What needs to be done
Take each line of the material that includes "icon" and copy it.

***

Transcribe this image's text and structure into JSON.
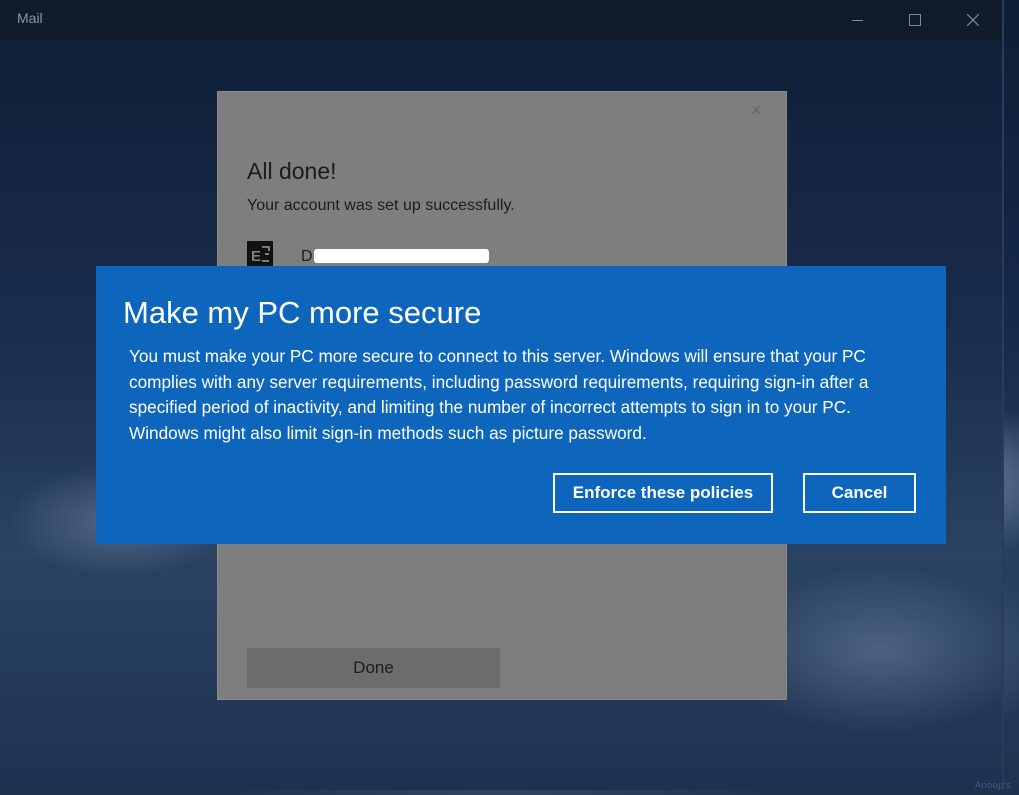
{
  "window": {
    "title": "Mail",
    "minimize_icon": "minimize-icon",
    "maximize_icon": "maximize-icon",
    "close_icon": "close-icon"
  },
  "account_dialog": {
    "close_glyph": "×",
    "title": "All done!",
    "subtitle": "Your account was set up successfully.",
    "account_icon": "exchange-icon",
    "account_name_visible": "D",
    "done_label": "Done"
  },
  "security_dialog": {
    "title": "Make my PC more secure",
    "body": "You must make your PC more secure to connect to this server. Windows will ensure that your PC complies with any server requirements, including password requirements, requiring sign-in after a specified period of inactivity, and limiting the number of incorrect attempts to sign in to your PC. Windows might also limit sign-in methods such as picture password.",
    "enforce_label": "Enforce these policies",
    "cancel_label": "Cancel"
  },
  "watermark": "Anoop's",
  "colors": {
    "dialog_blue": "#0d66bb",
    "titlebar": "#0f1a2b",
    "dimmed_panel": "#7e7e7e"
  }
}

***

Answer box
    "minimize_icon": "minimize-icon",
    "maximize_icon": "maximize-icon",
    "close_icon": "close-icon"
    "account_icon": "exchange-icon",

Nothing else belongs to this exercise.